  • indexOf(triggerBody()?['TweetText'],'#PowerBI')
  • addMinutes(startOfHour(utcNow()), int(formatDateTime(utcNow(),'mm')))
  • startOfHour(utcNow())

Save your flow and you should see tweets start to flow through to Power BI. You can then use all the normal report creation tools to build visuals and pin them to your dashboard.

If you want to write any further measures against the model, you can use Power BI Desktop. Connect to the model in the Power BI service and use the Report Measures feature to add the calculation at the report layer. For example, we created:

lastTweet = LASTNONBLANK(RealTimeData[tweet], MAX(RealTimeData[datetime]))

to use in a visual that always displayed the most recent tweet.

You can learn more about real time dashboards in Power BI at Real-time streaming in Power BI

Download the report

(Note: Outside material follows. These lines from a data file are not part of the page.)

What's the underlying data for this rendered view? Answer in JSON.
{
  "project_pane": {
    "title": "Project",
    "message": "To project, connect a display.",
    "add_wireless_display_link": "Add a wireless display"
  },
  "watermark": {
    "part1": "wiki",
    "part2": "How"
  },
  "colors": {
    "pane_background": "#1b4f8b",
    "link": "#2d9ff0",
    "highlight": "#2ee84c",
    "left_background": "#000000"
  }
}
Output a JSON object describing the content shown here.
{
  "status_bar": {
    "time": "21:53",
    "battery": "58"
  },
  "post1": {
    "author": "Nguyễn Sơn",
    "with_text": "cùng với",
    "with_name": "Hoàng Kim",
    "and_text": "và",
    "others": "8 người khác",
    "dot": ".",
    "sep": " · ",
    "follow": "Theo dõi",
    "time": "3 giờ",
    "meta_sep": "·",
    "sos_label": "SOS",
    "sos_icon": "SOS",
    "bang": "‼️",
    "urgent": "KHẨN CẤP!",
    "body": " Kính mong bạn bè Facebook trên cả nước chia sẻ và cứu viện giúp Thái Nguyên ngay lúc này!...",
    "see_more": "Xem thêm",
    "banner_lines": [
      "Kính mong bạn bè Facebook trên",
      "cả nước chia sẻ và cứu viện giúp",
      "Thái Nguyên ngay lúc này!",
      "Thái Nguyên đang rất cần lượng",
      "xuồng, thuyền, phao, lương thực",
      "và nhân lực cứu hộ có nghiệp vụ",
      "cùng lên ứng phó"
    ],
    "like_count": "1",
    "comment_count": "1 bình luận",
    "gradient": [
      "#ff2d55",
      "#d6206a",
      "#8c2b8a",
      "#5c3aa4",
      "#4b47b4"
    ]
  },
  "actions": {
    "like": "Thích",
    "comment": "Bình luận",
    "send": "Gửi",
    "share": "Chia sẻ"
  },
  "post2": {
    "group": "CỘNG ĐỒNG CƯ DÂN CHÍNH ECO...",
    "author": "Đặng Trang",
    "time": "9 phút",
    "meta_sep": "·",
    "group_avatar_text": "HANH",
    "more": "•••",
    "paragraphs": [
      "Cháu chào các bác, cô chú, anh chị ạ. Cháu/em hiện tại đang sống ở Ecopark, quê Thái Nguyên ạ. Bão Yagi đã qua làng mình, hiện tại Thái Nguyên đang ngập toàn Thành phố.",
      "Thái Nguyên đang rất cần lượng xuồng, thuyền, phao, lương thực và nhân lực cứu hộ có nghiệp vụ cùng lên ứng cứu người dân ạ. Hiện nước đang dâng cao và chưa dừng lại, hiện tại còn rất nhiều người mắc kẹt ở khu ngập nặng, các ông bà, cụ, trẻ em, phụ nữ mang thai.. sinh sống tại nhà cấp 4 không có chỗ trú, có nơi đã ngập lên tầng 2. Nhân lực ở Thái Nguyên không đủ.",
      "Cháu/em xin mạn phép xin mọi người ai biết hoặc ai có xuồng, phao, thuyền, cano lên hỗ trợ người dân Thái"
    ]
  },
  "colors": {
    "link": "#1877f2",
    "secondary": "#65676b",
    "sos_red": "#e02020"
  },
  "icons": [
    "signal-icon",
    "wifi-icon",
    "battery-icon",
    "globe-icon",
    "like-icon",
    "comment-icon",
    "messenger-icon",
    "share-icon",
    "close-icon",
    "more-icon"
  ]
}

You can interact with the report and download the .pbix file from the Data Stories Gallery here! Let us know if you find any other interesting insights in the comments below.